Website and app data records
= = = = =

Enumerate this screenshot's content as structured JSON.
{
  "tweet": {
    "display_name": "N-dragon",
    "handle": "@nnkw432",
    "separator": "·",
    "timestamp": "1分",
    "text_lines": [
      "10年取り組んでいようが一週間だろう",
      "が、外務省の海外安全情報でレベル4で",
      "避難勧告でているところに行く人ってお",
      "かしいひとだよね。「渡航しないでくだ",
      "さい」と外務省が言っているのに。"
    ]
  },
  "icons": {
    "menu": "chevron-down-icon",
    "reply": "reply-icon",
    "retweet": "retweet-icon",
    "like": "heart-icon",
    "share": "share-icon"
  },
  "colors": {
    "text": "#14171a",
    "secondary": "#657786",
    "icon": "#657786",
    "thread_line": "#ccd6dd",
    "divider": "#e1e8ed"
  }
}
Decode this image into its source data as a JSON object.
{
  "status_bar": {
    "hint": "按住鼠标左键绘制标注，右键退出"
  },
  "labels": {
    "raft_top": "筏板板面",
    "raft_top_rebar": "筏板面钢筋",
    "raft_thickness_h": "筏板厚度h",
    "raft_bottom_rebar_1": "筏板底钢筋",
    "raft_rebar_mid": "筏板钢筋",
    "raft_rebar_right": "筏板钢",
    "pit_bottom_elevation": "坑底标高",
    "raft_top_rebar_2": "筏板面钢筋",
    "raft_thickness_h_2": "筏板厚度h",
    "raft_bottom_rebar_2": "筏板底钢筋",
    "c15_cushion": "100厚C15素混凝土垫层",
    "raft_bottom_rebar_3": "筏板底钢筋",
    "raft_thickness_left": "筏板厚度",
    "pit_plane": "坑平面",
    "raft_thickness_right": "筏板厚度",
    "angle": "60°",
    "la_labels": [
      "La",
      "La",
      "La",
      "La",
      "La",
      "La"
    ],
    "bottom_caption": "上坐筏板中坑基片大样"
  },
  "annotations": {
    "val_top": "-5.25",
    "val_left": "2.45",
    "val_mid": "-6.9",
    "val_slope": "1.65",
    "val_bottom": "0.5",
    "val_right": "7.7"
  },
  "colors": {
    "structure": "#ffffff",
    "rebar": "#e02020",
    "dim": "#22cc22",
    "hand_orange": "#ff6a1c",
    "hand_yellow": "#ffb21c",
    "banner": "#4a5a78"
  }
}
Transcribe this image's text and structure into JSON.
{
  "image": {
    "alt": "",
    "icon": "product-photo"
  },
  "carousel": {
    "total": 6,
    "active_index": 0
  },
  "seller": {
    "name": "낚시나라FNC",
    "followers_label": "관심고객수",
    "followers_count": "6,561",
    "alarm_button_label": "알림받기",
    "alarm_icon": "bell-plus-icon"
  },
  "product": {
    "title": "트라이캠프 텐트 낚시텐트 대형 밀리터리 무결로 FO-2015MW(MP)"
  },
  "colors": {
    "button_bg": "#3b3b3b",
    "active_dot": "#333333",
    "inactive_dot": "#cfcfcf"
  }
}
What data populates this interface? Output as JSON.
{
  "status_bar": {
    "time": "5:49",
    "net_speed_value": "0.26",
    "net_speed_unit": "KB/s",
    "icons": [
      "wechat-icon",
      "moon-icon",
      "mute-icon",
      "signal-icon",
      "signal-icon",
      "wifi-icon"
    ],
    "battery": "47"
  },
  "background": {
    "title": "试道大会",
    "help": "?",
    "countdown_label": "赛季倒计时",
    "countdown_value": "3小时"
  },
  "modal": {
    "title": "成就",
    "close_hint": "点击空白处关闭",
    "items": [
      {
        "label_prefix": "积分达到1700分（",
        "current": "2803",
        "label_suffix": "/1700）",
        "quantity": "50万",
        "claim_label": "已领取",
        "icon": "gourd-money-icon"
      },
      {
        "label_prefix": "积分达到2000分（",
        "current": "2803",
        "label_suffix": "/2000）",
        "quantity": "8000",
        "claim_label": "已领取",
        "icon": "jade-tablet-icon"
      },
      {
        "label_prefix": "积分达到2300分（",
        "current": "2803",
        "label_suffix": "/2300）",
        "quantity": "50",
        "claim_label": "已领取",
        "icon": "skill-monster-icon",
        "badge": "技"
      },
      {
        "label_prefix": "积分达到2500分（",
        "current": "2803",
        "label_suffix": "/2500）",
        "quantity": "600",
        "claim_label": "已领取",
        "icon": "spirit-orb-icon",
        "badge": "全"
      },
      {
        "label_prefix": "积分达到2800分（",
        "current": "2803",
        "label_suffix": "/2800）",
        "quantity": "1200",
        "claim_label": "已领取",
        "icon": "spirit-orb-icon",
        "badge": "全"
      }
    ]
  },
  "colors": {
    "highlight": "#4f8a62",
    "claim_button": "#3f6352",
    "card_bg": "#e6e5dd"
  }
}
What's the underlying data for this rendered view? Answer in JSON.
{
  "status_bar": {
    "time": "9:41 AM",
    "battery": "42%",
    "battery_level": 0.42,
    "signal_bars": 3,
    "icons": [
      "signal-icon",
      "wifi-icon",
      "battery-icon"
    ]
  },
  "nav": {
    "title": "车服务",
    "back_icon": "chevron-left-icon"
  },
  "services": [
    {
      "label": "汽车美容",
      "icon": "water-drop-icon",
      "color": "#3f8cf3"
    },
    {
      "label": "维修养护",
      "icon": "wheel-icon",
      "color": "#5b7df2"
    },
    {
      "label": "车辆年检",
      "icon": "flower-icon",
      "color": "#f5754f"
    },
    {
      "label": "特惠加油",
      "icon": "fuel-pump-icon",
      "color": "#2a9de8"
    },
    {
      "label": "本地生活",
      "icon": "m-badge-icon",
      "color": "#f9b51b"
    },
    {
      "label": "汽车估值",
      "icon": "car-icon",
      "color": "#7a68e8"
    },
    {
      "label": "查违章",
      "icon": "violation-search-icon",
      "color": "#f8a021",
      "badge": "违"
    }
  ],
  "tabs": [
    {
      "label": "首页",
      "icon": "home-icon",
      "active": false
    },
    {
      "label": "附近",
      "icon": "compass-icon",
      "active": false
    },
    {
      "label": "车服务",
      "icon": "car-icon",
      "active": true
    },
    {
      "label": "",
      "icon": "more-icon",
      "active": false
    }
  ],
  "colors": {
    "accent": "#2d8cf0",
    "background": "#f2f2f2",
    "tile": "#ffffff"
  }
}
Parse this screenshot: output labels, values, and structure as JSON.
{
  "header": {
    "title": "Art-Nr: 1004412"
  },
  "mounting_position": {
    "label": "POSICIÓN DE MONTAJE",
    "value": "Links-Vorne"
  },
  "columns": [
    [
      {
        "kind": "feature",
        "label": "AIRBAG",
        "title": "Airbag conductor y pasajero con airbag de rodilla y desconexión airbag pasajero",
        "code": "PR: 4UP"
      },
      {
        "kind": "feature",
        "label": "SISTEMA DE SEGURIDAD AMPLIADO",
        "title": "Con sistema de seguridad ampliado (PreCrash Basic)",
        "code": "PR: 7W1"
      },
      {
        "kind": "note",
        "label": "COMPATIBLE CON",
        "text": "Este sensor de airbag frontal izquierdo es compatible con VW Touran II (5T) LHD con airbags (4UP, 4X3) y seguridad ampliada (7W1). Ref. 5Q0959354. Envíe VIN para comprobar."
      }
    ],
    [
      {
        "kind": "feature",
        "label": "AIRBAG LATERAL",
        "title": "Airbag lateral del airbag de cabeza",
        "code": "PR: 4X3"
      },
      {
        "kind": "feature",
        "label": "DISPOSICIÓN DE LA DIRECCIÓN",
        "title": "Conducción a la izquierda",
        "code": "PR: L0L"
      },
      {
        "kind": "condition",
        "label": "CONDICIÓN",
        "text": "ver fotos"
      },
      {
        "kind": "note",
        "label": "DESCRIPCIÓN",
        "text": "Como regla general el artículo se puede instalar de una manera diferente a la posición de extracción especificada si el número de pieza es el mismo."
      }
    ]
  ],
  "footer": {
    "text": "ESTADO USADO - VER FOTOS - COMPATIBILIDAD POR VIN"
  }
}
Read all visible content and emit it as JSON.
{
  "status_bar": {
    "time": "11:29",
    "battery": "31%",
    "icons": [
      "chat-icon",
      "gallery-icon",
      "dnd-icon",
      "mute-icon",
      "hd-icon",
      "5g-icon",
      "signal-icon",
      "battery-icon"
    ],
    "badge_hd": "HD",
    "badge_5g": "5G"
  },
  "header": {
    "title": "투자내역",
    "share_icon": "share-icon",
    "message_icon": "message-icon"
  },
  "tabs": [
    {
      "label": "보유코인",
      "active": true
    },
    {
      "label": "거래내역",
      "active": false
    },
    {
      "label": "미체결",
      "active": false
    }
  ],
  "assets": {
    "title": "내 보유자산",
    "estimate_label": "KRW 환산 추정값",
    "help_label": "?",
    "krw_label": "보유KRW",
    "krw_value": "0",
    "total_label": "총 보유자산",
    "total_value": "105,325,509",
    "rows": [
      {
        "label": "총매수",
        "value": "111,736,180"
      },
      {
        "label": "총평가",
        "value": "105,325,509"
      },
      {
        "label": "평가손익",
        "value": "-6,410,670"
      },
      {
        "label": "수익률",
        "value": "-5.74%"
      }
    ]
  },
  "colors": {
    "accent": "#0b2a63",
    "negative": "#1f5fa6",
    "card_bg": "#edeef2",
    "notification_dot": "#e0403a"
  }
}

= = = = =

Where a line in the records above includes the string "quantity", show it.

        "quantity": "50万",
        "quantity": "8000",
        "quantity": "50",
        "quantity": "600",
        "quantity": "1200",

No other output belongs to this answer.